Element data from apps and pages
"""

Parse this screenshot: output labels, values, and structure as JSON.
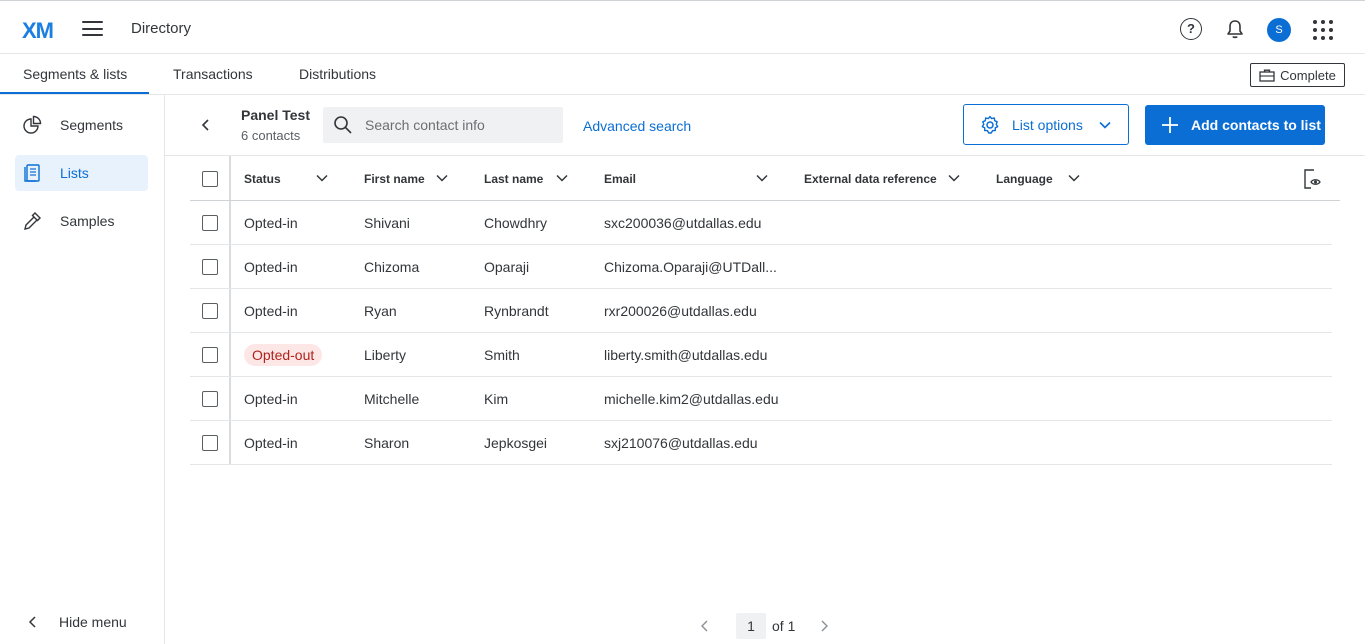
{
  "header": {
    "logo": "XM",
    "app_title": "Directory",
    "help": "?",
    "avatar_initial": "S",
    "icons": [
      "hamburger-icon",
      "help-icon",
      "bell-icon",
      "apps-grid-icon"
    ]
  },
  "tabs": [
    {
      "label": "Segments & lists",
      "active": true
    },
    {
      "label": "Transactions",
      "active": false
    },
    {
      "label": "Distributions",
      "active": false
    }
  ],
  "complete_button": "Complete",
  "sidebar": {
    "items": [
      {
        "label": "Segments",
        "icon": "segments-pie-icon",
        "active": false
      },
      {
        "label": "Lists",
        "icon": "lists-icon",
        "active": true
      },
      {
        "label": "Samples",
        "icon": "samples-dropper-icon",
        "active": false
      }
    ],
    "hide_menu": "Hide menu"
  },
  "list": {
    "name": "Panel Test",
    "count": "6 contacts"
  },
  "search": {
    "placeholder": "Search contact info",
    "advanced": "Advanced search"
  },
  "list_options": "List options",
  "add_contacts": "Add contacts to list",
  "table": {
    "columns": [
      "Status",
      "First name",
      "Last name",
      "Email",
      "External data reference",
      "Language"
    ],
    "rows": [
      {
        "status": "Opted-in",
        "first": "Shivani",
        "last": "Chowdhry",
        "email": "sxc200036@utdallas.edu"
      },
      {
        "status": "Opted-in",
        "first": "Chizoma",
        "last": "Oparaji",
        "email": "Chizoma.Oparaji@UTDall..."
      },
      {
        "status": "Opted-in",
        "first": "Ryan",
        "last": "Rynbrandt",
        "email": "rxr200026@utdallas.edu"
      },
      {
        "status": "Opted-out",
        "first": "Liberty",
        "last": "Smith",
        "email": "liberty.smith@utdallas.edu"
      },
      {
        "status": "Opted-in",
        "first": "Mitchelle",
        "last": "Kim",
        "email": "michelle.kim2@utdallas.edu"
      },
      {
        "status": "Opted-in",
        "first": "Sharon",
        "last": "Jepkosgei",
        "email": "sxj210076@utdallas.edu"
      }
    ]
  },
  "pagination": {
    "current": "1",
    "of_label": "of 1"
  },
  "colors": {
    "accent": "#0b6ed4",
    "opted_out_bg": "#fde7e6",
    "opted_out_text": "#b0231c"
  }
}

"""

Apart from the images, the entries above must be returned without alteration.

## THE COMPLETED TASK
Parse this screenshot: output labels, values, and structure as JSON.
{
  "header": {
    "logo": "XM",
    "app_title": "Directory",
    "help": "?",
    "avatar_initial": "S",
    "icons": [
      "hamburger-icon",
      "help-icon",
      "bell-icon",
      "apps-grid-icon"
    ]
  },
  "tabs": [
    {
      "label": "Segments & lists",
      "active": true
    },
    {
      "label": "Transactions",
      "active": false
    },
    {
      "label": "Distributions",
      "active": false
    }
  ],
  "complete_button": "Complete",
  "sidebar": {
    "items": [
      {
        "label": "Segments",
        "icon": "segments-pie-icon",
        "active": false
      },
      {
        "label": "Lists",
        "icon": "lists-icon",
        "active": true
      },
      {
        "label": "Samples",
        "icon": "samples-dropper-icon",
        "active": false
      }
    ],
    "hide_menu": "Hide menu"
  },
  "list": {
    "name": "Panel Test",
    "count": "6 contacts"
  },
  "search": {
    "placeholder": "Search contact info",
    "advanced": "Advanced search"
  },
  "list_options": "List options",
  "add_contacts": "Add contacts to list",
  "table": {
    "columns": [
      "Status",
      "First name",
      "Last name",
      "Email",
      "External data reference",
      "Language"
    ],
    "rows": [
      {
        "status": "Opted-in",
        "first": "Shivani",
        "last": "Chowdhry",
        "email": "sxc200036@utdallas.edu"
      },
      {
        "status": "Opted-in",
        "first": "Chizoma",
        "last": "Oparaji",
        "email": "Chizoma.Oparaji@UTDall..."
      },
      {
        "status": "Opted-in",
        "first": "Ryan",
        "last": "Rynbrandt",
        "email": "rxr200026@utdallas.edu"
      },
      {
        "status": "Opted-out",
        "first": "Liberty",
        "last": "Smith",
        "email": "liberty.smith@utdallas.edu"
      },
      {
        "status": "Opted-in",
        "first": "Mitchelle",
        "last": "Kim",
        "email": "michelle.kim2@utdallas.edu"
      },
      {
        "status": "Opted-in",
        "first": "Sharon",
        "last": "Jepkosgei",
        "email": "sxj210076@utdallas.edu"
      }
    ]
  },
  "pagination": {
    "current": "1",
    "of_label": "of 1"
  },
  "colors": {
    "accent": "#0b6ed4",
    "opted_out_bg": "#fde7e6",
    "opted_out_text": "#b0231c"
  }
}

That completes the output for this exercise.